But Summum wasn’t done. They decided to make another effort at getting the Seven Aphorisms in the Pleasant Grove park. (It’s funny that Pleasant Grove, population 35,000, has become the focus of this religious expression debate. I guess if you can make it in Pleasant Grove, you can make it anywhere.) Summum brought a state claim under the Utah Constitution. Utah’s establishment clause is much more specific than the federal establishment clause. It reads, in part: “No public money or property shall be appropriated for or applied to any religious worship, exercise or instruction, or for the support of any ecclesiastical establishment.” Utah Const. art. 1, sec. 4.

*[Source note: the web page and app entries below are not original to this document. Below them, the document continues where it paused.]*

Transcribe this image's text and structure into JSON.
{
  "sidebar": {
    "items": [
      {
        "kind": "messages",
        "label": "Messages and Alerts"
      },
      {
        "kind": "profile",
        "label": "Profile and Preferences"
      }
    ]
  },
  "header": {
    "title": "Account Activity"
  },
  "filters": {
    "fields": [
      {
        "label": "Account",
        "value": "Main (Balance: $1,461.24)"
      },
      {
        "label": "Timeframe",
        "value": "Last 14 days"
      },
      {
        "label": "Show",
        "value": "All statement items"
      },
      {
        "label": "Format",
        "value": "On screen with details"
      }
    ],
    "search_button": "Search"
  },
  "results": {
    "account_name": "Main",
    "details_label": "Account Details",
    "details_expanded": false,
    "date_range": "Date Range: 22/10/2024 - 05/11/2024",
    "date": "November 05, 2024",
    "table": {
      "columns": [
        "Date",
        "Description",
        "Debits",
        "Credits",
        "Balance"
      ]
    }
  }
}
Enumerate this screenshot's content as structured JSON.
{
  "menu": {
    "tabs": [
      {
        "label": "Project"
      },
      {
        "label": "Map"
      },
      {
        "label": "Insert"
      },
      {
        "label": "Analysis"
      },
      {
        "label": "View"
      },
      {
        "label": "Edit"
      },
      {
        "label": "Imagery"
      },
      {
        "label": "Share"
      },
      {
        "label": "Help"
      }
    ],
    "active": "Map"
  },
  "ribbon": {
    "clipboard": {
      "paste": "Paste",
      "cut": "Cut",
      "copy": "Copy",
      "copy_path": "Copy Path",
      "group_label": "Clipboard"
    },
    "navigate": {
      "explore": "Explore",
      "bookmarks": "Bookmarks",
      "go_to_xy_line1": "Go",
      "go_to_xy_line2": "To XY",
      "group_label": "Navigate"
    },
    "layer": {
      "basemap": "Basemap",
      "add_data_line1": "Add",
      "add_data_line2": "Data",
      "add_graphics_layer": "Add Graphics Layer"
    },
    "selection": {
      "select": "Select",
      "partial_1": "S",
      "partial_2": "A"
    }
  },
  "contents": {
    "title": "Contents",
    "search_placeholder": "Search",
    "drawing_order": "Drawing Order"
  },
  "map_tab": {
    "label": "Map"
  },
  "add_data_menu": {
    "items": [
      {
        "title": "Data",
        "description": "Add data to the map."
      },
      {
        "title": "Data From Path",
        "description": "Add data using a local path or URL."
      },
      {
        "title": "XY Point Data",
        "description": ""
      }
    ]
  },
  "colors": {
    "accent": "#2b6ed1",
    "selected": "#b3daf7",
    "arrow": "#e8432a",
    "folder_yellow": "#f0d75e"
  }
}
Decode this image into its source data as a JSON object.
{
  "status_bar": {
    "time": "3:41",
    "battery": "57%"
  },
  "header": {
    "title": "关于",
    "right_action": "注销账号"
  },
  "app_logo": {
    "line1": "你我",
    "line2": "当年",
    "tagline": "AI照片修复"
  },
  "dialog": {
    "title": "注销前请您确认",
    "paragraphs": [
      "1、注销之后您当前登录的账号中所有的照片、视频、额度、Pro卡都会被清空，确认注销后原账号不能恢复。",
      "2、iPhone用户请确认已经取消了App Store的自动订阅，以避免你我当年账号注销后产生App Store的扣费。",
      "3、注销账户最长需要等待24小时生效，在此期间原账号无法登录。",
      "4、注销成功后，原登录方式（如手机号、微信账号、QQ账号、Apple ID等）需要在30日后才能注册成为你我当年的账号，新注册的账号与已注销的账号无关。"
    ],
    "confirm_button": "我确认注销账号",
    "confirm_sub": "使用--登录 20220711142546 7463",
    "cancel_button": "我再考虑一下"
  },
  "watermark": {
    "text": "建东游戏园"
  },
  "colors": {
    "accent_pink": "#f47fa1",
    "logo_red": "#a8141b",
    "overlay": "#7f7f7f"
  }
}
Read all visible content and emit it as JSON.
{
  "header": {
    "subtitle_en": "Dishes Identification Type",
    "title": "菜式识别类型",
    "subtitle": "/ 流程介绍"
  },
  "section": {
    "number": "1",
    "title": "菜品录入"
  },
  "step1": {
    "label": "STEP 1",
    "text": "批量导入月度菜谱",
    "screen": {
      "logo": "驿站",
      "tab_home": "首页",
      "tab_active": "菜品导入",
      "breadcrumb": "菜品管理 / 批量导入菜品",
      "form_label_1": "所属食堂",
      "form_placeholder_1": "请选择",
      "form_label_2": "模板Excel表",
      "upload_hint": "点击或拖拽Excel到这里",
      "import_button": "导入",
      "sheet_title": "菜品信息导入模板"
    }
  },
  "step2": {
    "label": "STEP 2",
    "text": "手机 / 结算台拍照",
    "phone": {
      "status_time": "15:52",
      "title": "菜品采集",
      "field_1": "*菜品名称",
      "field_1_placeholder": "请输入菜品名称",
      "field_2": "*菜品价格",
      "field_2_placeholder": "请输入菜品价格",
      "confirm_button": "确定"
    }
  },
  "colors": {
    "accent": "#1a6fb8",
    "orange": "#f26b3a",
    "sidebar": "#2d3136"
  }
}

The Utah Supreme Court declined to decide whether the Ten Commandments monument violated the Utah Constitution. ¶ 1. Instead, it focused on Summum’s request for adding a Seven Aphorisms monument. The Utah Supreme Court held:

"Assuming that the Ten Commandments monument amounts to religious exercise or instruction, requiring Pleasant Grove to erect a second religious monument would not render the allocation of public property and money to the two monuments neutral. The citizens of Pleasant Grove, and Utah in general, undoubtedly espouse a broad variety of religious views, including adherence to one of multiple religious denominations, agnosticism, or atheism. Displaying monuments that communicate the beliefs of only two of these viewpoints would not amount to an impartial distribution of public property among the spectrum of religious views held by Utah citizens. And because there is a finite amount of space in Pioneer Park, allowing all interested groups to install their own religious or antireligious monuments in the park would be unworkable." ¶ 11.

So if two monuments would fail to neutrally reflect the pluralism of Pleasant Grove and therefore violate the Utah Constitution, then wouldn’t one monument be even worse? The question that the Utah Supreme Court left intentionally unanswered is, does Utah’s establishment clause go further than the federal establishment clause in prohibiting religious monuments in public parks? It looks like it does. Pleasant Grove’s Ten Commandments monument might violate the Utah Constitution even though it might not violate the U.S. Constitution. It's an interesting question, but one that the Utah Supreme Court will have to answer on a different day. For now, Summum can’t have its monument in the Pleasant Grove park.